How To Use LINQ To SQL For Retrieving Data From SQL Server Database

First, we will learn what LINQ to SQL is.

LINQ to SQL is an ORM (Object Relational Mapping) framework that can automatically create the stored type .NET classes based on the database tables. We can, then, write LINQ to SQL queries like Select, Insert, Update, and Delete, in any .NET supported language. The LINQ to SQL provider then converts those LINQ queries to T-SQL that the SQL Server can understand.

Go through the link for more understanding on LINQ Providers and Introduction of LINQ.

You can download the complete code of this article from here.

LINQ to SQL supports transactions, views, and stored procedures.

NOTELINQ supports only the SQL Server Database.

Since LINQ to SQL models a relational database using strongly typed .NET classes, we have the following advantages.
  • IntelliSense support
  • Compile time error checking
  • Debugging support

Let’s flip to SQL Server Management Studio. First, we will create a table and will insert some data.

Create table "Departments" and "Employees" as shown below.

Let’s insert some data now.

Now, we have data in both the tables. Now, create an empty web application. Add a "New item" and select Data -> LINQ to SQL Classes -> Name it Sample.dbml.

Now, drag and drop the tables.

Notice that it is automatically going to create the entities for those two tables. These entities are mapped to their respective tables. Also, notice that there is an association between department and employee table. This association is modeled based on the primary key and foreign key relationship. In employee table, departmentID is the foreign key.

So, based on that relationship, this LINQ to SQL designer is able to model the association between these two entities.

Please note that the arrow is pointing from department to employees - meaning there is  a1-to-many relationship between department and employees entities. So, a department can have one or more employees.

Now, let’s add a Webform in this project and add a GridView control to that Webform.

Notice that in the web.config file, the connection string will be added and in Sample.designer file, there will be a class called SampleDataContext. We will discuss this class in upcoming articles about LINQ.

For now, just assume that this class is the entry point in the database. So, if we have to get anything from the database, we have to create an instance of this class and then use that to retrieve any data.

So, within the page load event, let's create the instance of that class.

So, we have created the instance of SampleDatacontext and in the GridView Control, we are passing Employees and displaying all the table details. Now, run the form.

And, this is our output. We will filter some data. If we want only males and salary in descending order, our LINQ query will be as follows.

So, let’s actually run this and see if we only get male employees.

So, we got only male employees and they are sorted by salary in descending order. Now, the interesting thing is that we have not returned any T-SQL query but all we have returned is LINQ query. So, how  is the application is getting all the data from SQL Server?
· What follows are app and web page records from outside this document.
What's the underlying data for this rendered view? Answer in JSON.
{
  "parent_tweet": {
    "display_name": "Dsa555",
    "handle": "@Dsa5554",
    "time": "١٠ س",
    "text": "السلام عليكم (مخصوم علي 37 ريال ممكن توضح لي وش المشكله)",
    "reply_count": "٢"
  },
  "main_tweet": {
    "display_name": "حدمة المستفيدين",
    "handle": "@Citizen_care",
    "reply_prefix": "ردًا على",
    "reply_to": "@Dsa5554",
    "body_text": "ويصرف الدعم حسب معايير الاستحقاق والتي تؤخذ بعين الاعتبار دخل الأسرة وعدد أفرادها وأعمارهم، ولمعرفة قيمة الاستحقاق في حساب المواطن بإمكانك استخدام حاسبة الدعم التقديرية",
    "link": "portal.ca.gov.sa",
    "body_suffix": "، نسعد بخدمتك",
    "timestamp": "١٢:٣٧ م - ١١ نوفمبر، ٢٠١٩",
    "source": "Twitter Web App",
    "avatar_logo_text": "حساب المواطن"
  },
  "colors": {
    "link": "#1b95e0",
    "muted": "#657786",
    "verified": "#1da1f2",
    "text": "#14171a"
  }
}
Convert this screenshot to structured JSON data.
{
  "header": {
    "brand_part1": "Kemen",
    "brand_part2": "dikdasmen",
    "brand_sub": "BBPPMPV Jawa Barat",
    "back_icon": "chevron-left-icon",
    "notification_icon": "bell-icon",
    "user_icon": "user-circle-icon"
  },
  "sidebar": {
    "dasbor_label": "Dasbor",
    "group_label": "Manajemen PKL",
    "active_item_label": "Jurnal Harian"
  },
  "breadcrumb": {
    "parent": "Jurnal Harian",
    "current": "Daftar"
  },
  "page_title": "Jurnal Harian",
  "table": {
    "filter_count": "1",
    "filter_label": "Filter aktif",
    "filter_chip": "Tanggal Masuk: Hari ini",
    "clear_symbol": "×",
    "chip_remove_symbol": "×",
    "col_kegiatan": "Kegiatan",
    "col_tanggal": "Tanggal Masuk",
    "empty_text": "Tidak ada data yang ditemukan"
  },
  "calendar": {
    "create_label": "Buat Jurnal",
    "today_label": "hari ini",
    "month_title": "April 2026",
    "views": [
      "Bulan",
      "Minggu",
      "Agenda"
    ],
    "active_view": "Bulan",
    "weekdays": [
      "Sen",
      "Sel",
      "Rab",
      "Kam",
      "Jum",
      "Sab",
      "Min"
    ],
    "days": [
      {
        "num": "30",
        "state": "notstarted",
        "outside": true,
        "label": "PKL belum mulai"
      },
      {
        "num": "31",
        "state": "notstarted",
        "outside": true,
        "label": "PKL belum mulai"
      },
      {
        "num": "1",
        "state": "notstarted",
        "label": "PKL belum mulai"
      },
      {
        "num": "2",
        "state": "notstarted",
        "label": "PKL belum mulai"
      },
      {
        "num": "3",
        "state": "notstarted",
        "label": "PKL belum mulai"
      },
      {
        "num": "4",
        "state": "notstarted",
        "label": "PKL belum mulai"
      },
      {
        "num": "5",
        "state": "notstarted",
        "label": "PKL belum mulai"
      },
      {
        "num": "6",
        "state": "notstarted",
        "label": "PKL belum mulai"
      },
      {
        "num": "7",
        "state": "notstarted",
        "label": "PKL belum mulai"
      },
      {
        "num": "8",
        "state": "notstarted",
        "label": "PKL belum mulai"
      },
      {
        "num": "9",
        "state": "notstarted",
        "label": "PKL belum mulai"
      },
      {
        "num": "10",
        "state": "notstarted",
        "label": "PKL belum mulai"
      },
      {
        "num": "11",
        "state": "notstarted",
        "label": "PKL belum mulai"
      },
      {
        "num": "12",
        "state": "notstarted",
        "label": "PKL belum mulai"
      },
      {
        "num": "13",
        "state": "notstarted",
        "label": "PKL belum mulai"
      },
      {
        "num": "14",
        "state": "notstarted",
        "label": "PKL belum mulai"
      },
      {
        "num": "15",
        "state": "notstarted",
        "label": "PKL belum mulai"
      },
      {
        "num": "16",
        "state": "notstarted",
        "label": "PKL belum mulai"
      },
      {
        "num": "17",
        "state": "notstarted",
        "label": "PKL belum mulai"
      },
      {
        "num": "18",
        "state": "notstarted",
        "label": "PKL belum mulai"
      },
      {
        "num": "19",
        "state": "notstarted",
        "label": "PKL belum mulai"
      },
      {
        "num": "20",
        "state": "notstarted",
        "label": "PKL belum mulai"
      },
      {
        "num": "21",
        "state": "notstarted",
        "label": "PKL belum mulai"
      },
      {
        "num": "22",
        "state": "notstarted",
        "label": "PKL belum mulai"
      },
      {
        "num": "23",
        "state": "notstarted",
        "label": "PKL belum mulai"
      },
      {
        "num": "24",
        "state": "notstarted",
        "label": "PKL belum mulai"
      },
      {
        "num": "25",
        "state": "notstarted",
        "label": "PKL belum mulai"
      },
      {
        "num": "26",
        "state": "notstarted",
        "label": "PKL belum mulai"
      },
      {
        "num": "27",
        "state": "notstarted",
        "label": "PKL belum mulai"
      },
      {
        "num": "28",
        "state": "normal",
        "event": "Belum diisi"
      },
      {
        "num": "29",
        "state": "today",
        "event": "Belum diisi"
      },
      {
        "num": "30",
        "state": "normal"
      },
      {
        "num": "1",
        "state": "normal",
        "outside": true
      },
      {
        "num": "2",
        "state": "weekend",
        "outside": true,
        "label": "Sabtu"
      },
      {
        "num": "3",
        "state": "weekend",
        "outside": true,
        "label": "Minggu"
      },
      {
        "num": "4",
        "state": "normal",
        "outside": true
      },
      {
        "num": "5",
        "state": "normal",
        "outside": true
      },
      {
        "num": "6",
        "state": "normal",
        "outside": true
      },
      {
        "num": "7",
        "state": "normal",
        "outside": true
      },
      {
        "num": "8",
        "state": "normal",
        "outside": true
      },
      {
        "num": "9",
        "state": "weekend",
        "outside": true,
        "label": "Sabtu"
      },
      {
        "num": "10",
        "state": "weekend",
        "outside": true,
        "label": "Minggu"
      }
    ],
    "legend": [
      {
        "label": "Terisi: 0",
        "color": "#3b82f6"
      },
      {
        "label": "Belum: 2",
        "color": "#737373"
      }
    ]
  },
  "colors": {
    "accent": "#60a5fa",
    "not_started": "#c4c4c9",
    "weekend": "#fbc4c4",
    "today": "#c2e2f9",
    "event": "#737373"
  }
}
If you refer to my previous article on LINQ, we have seen LINQ to SQL providers. In there, we learned how the application issues this query to the provider and then it generates a T-SQL query. Then, the SQL Server executes the query and then returns the matching rows.


So, this was all about LINQ to SQL. In the next article, we will see Insert, Update, and Delete using LINQ to SQL.